From New Zealand's greatest living writer, A History of Silence is a moving and devastating memoir unlike any you have ever read before.
A History of Silence is a book about a country and a broken landscape. It's about the devastation in Christchurch, after the 2011 earthquake. It's about how easily we erase stories we find inconvenient. It's about the fault lines which that cataclysmic event opened up in Lloyd Jones' understanding of his own family history.
In A History of Silence Jones embarks on a quest for the truth about his family. What happened? Why do there seem to be so few stories? Why are there so few mementos? The answers he finds are completely unexpected and change everything.
Lloyd Jones was born in New Zealand in 1955. His best-known novel is Mister Pip, which won the 2007 Commonwealth Writers' Prize, the 2008 Kiriyama Prize Fiction Category, the 2008 Montana Award for Readers Choice, the Montana Fiction Award and the Montana Medal for Fiction or Poetry. It was also shortlisted for the Man Booker Prize, and has been made into a major feature film, directed by Andrew Adamson. His other books include Hand Me Down World, The Book of Fame, Here at the End of the World We Learn to Dance and Biografi. He has also published a collection of short stories, The Man in the Shed. Lloyd Jones lives in Wellington.
'Lloyd Jones is a master storyteller.' Weekend Australian
'Jones is a daring writer who can be relied on to ignore expectation, and is becoming one of the most interesting, honest and thought-provoking novelists working today.' Guardian
'It would be difficult to think of another novelist as original or fearless as...Lloyd Jones.' Monthly
'Poetically observed detail and an affecting evocation of the past will reward readers interested in the way our history (even, or especially, that which we don't know about) can shape us.' Bookseller and Publisher
'A History of Silence quickly establishes itself as a captivating memoir...Jones has written a brave and remarkable tribute to his forbears.' Readings Monthly
'Memoir shrinks themes and holds them close to the bone. It brings out the poet in Jones as he scours family letters and bureaucratic records in New Zealand and Wales for clues.
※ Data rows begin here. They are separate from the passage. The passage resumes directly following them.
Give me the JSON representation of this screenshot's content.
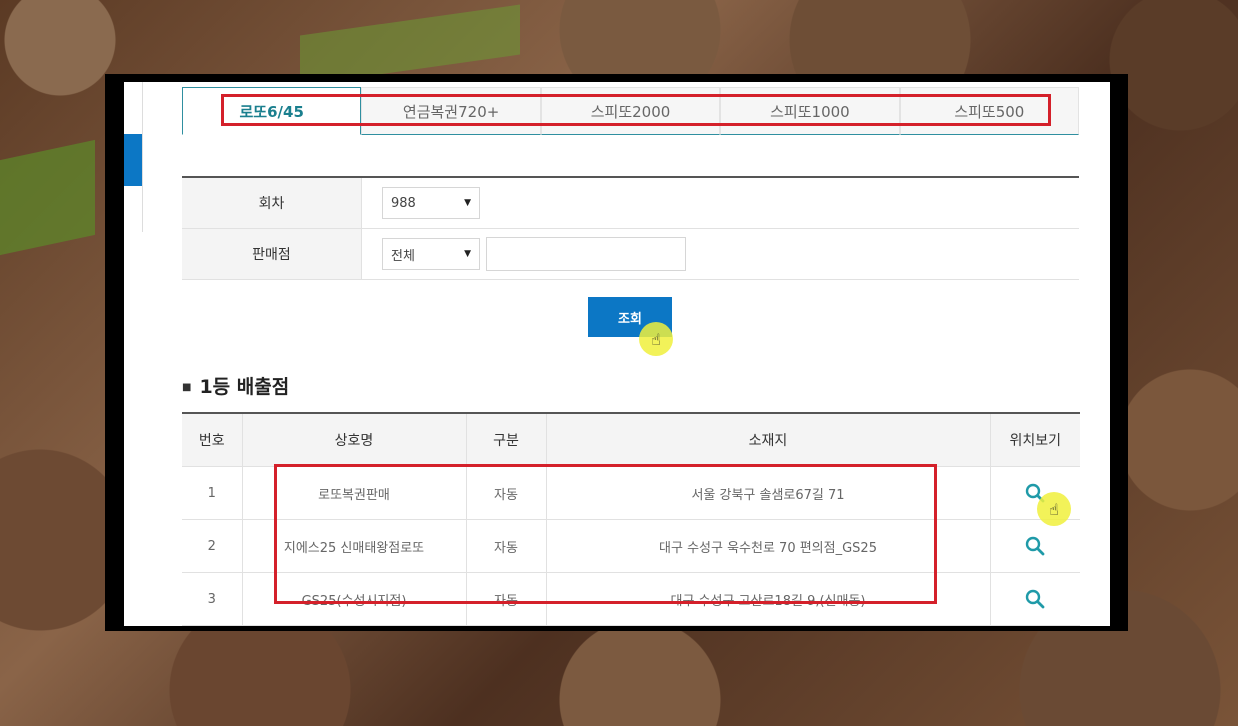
{
  "tabs": [
    {
      "label": "로또6/45",
      "active": true
    },
    {
      "label": "연금복권720+",
      "active": false
    },
    {
      "label": "스피또2000",
      "active": false
    },
    {
      "label": "스피또1000",
      "active": false
    },
    {
      "label": "스피또500",
      "active": false
    }
  ],
  "form": {
    "round_label": "회차",
    "round_value": "988",
    "store_label": "판매점",
    "store_value": "전체",
    "store_search_placeholder": ""
  },
  "search_button": "조회",
  "section_title": "1등 배출점",
  "table": {
    "headers": [
      "번호",
      "상호명",
      "구분",
      "소재지",
      "위치보기"
    ],
    "rows": [
      {
        "no": "1",
        "name": "로또복권판매",
        "type": "자동",
        "address": "서울 강북구 솔샘로67길 71"
      },
      {
        "no": "2",
        "name": "지에스25 신매태왕점로또",
        "type": "자동",
        "address": "대구 수성구 욱수천로 70 편의점_GS25"
      },
      {
        "no": "3",
        "name": "GS25(수성시지점)",
        "type": "자동",
        "address": "대구 수성구 고산로18길 9,(신매동)"
      }
    ]
  },
  "colors": {
    "accent": "#0c77c5",
    "tab_active": "#1a7f8e",
    "highlight": "#d4202a",
    "cursor": "#f0f03c"
  },
  "icons": {
    "location": "magnifier-icon",
    "cursor": "hand-pointer-icon"
  }
}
It's a meandering investigation...but with Jones the meandering is a pleasurable experience, gently paced and studded with lovely phrasing.' Weekend Australian
'The stories Jones uncovers speak of loss, displacement, unbearable sadness, but also courage.' Canberra Times
'Honest and thought-provoking.' Sydney Morning Herald/Saturday Age
'Jones skilfully gives the reader the point of view of the growing child making the best of things in a charmless Wellington suburb, but as the child becomes the man...the book gathers an urgency and poignancy that at times becomes as painful as pulling flesh across barbed wire, and we become aware the lineaments of grand tragedy can be found in the back streets of Lower Hutt.' Otago Daily Times